The prosecutor asks the judge to call the defendant for failure to appear and to issue an order for his arrest pursuant to N.C. Gen. Stat.§15A-305(b)(2) which provides that “[a]n order for arrest may be issued when:...[a] defendant who has been arrested and released from custody pursuant to Article 26 of this Chapter, Bail, fails to appear as required.”
The court enters a forfeiture of the bond pursuant to N.C. Gen. Stat.§15A-544.3(a), which provides that when a defendant who was released upon execution of a bail bond fails to appear before the court as required, the court shall enter a forfeiture for the amount of the bail bond in favor of the state and against the defendant and the surety on the bail bond. Nevertheless, N.C. Gen. Stat.§15A-544.3(b)(9) provides that a forfeiture of a bail bond will be set aside if, on or before the final judgment date, “satisfactory evidence is presented to the court” that one of a number of listed “events” has occurred. That list includes the following “event” at subparagraph (vii):
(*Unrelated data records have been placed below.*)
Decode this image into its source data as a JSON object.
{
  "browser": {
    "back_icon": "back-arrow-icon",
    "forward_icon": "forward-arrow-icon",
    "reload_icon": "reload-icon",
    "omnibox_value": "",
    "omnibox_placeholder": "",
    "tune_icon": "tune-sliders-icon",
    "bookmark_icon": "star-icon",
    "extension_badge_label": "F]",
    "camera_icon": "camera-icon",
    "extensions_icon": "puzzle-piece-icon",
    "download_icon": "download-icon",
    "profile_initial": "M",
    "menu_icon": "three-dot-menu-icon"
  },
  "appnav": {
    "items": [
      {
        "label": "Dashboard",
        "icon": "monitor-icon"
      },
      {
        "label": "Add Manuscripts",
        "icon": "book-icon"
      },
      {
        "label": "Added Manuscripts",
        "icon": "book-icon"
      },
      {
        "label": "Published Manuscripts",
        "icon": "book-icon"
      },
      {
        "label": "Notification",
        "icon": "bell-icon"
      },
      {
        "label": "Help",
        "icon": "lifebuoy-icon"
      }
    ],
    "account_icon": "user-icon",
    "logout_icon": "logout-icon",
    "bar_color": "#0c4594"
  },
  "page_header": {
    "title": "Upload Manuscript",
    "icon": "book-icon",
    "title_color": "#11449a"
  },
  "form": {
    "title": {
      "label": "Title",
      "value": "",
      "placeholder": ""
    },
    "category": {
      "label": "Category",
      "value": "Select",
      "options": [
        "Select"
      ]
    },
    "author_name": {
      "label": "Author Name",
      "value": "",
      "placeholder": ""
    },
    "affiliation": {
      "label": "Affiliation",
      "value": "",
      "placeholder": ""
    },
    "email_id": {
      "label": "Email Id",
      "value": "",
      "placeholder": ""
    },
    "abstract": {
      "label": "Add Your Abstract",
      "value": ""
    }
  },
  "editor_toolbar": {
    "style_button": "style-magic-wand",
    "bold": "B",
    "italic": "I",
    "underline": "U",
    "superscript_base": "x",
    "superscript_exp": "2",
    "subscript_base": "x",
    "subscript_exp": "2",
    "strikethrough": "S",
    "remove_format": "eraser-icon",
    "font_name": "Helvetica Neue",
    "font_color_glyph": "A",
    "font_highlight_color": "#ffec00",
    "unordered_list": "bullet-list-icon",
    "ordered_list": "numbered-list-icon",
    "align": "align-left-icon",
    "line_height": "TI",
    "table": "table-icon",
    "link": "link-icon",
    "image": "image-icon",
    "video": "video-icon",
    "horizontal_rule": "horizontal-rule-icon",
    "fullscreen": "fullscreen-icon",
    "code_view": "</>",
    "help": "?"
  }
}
the defendant was incarcerated in a local, state, or federal detention center, jail, or prison located anywhere within the borders of the United States at the time of the failure to appear, and the district attorney for the county in which the charges are pending was notified of the defendant's incarceration while the defendant was still incarcerated and the defendant remains incarcerated for a period of 10 days following the district attorney's receipt of notice, as evidenced by a copy of the written notice served on the district attorney via hand delivery or certified mail and written documentation of date upon which the defendant was released from incarceration, if the defendant was released prior to the time the motion to set aside was filed.
N.C. Gen. Stat.§15A-544.3(b)(9); accord N.C. Gen. Stat.§15A-544.5(b)(7).
If ICE decides to release the defendant from custody and there is an outstanding order for his arrest from a North Carolina court, ICE will detain the defendant until he can be released to the custody of the State.1 See N.C. Gen. Stat.§15A-761.
Is the prosecutor’s conduct a violation of Rule 3.8 or any other Rule of Professional Conduct?
No. Rule 3.8, on the special responsibilities of a prosecutor, prohibits a prosecutor from prosecuting a charge that the prosecutor knows is not supported by probable cause. The comment to the rule, moreover, emphasizes the prosecutor’s duty to seek justice. However, there is no legal requirement that a defendant’s failure to appear in court be willful. In the instant inquiry, the legal requirements for requesting an order of arrest were satisfied and there was a procedural reason for seeking the order of arrest. Therefore, although the prosecutor knows that the defendant’s failure to appear is not willful, the prosecutor’s exercise of his professional discretion within the requirements of the law does not violate the Rules of Professional Conduct.
Did the judge violate the Rules of Professional Conduct or the Code of Judicial Conduct by issuing the order for arrest and forfeiting the bond?
Opining on the professional conduct of judicial officers is outside the purview of the Ethics Committee. Therefore, no opinion will be offered in response to this question.